The 2021 Annotated Ontario Education Act


What’s inside

Table of contents

Table of content not available at this time


Index not available at this time

Release notes

Release notes not available at this time

Details and specs

Editor: W. Alejandro (Alex) Muñoz

This publication includes commentary on significant case law, a table of concordance, plus statutes pertaining to family, municipal, and administrative law

This invaluable guide is the perfect tool for all professionals who deal in matters touching on education law. It also includes commentary on significant case law, links to other sections of the Education Act, links to sections of other education-related statutes and regulations, a table of concordance, as well as portions of statutes pertaining to family, municipal, and administrative law.

New in this edition

  • The Ontario Education Act, R.S.O. 1990, c. E.2 has been amended by 2017, c. 20, Sched. 8, s. 79; 2017, c. 26, Sched. 1, s. 30; 2017, c. 34, Sched. 12, s. 1-10; 2018, c. 1, s. 8; 2018, c. 8, Sched. 9.
  • R. v. Jarvis, 2017 CarswellOnt 15528, 2017 ONCA 778: The Ontario Court of Appeal upheld the acquittal of a high school teacher who secretly filmed female students’ chests and cleavage. The trial judge found that the students had a reasonable expectation of privacy at school, but was not convinced that, beyond a reasonable doubt, the videos were made for a sexual purpose. The Court of Appeal did find that the videos were made for a sexual purpose, but that the students did not have a reasonable expectation of privacy at school. Instead, the majority of the Court of Appeal determined that the students clearly expected that a teacher would not secretly film them for a sexual purpose at school. The expectation arises from the nature of the relationship between student and teacher, rather than the expectation of privacy. The case has been appealed to the Supreme Court of Canada.
  • E.T. v. Hamilton-Wentworth District School Board, 2017 CarswellOnt 18540, 2017 ONCA 893: A father wanted his children exempted from religious teachings because he did not want his children to be exposed to certain types of subject matter. The appellant was unhappy with the school board’s offer to resolve the father’s request. He subsequently filed a human rights application against the school board under the ground of religious discrimination. The appellant claimed that the school board’s policies violated his religious beliefs but the Court of Appeal dismissed the appeal by concluding that the Appellant did not provide any evidence that the students’ and parent’s religious belief were infringed upon.

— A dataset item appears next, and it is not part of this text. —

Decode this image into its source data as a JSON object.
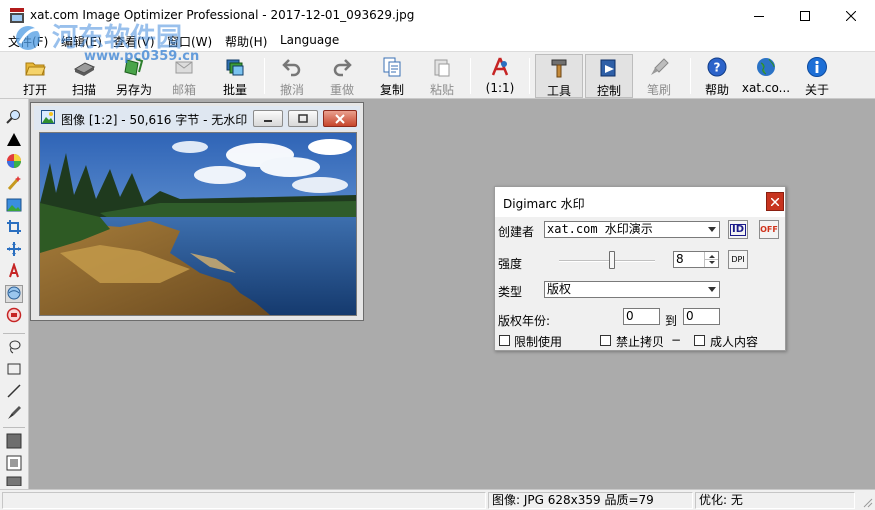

In addition, the Appellant could not provide any examples where his children were forced to act against their religion by teachers or other school staff.
  • U.M. v. York Region District School Board, [2017] O.H.R.T.D. No. 1730: The father of two students in Special Education alleged discrimination and failure to accommodate his children’s respective disabilities under the Human Rights Code (“Code”). The Tribunal was asked to decide whether or not the School Board had failed to provide “meaningful access” because it did not implement all of the father’s wishes. The Tribunal found that there was no discrimination under the Code because a school board is required to offer reasonable and appropriate accommodations, not “perfect accommodations”. The Tribunal held that the school board cooperated with the father and accommodated his requests by varying the student’s attendance; changing their placement from special education classes to regular classes; substituting the EAs working with the children; providing EA support during the summer camp program; and by allowing the father a significant level of involvement.  The Tribunal held that parents do not have the “absolute power” or “control” to make all the decisions about education, nor are the school bo


Practice Area:
Education Law,Environmental Law


Publication Date:

Hardcover Specifications

Service #:

Sub #:


Shelf Space:


Anticip Unkeep Cost:

eBook Specifications